Entries provided:

»»

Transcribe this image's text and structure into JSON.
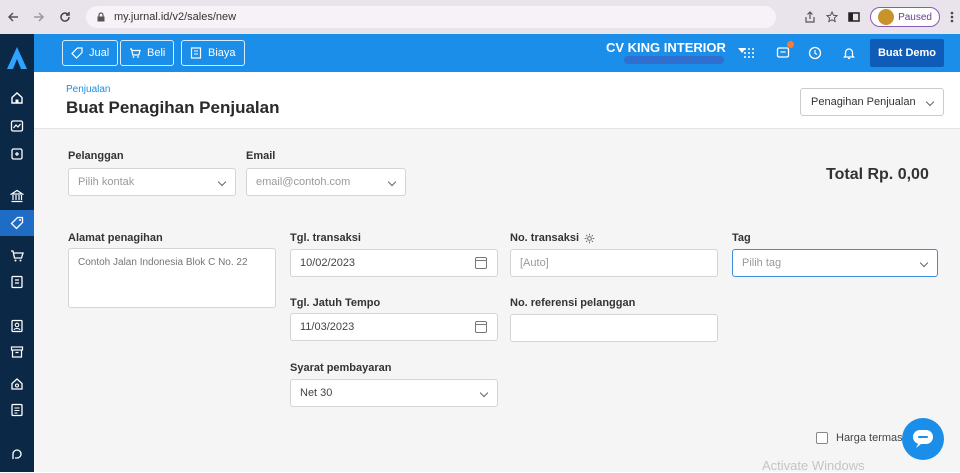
{
  "browser": {
    "url": "my.jurnal.id/v2/sales/new",
    "paused_label": "Paused"
  },
  "topbar": {
    "jual_label": "Jual",
    "beli_label": "Beli",
    "biaya_label": "Biaya",
    "company_name": "CV KING INTERIOR",
    "demo_label": "Buat Demo"
  },
  "header": {
    "breadcrumb": "Penjualan",
    "title": "Buat Penagihan Penjualan",
    "type_select": "Penagihan Penjualan"
  },
  "form": {
    "customer_label": "Pelanggan",
    "customer_placeholder": "Pilih kontak",
    "email_label": "Email",
    "email_placeholder": "email@contoh.com",
    "total_label": "Total Rp. 0,00",
    "billing_address_label": "Alamat penagihan",
    "billing_address_placeholder": "Contoh Jalan Indonesia Blok C No. 22",
    "transaction_date_label": "Tgl. transaksi",
    "transaction_date_value": "10/02/2023",
    "due_date_label": "Tgl. Jatuh Tempo",
    "due_date_value": "11/03/2023",
    "transaction_no_label": "No. transaksi",
    "transaction_no_value": "[Auto]",
    "customer_ref_label": "No. referensi pelanggan",
    "customer_ref_value": "",
    "tag_label": "Tag",
    "tag_placeholder": "Pilih tag",
    "payment_terms_label": "Syarat pembayaran",
    "payment_terms_value": "Net 30",
    "price_incl_tax_label": "Harga termasuk"
  },
  "overlay": {
    "activate_windows": "Activate Windows"
  },
  "colors": {
    "topbar": "#1a8ee8",
    "sidebar": "#0b2847",
    "accent_dark": "#0f5cb8",
    "link": "#1a8ee8"
  }
}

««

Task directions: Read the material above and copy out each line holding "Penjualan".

Problem solution:
    "breadcrumb": "Penjualan",
    "title": "Buat Penagihan Penjualan",
    "type_select": "Penagihan Penjualan"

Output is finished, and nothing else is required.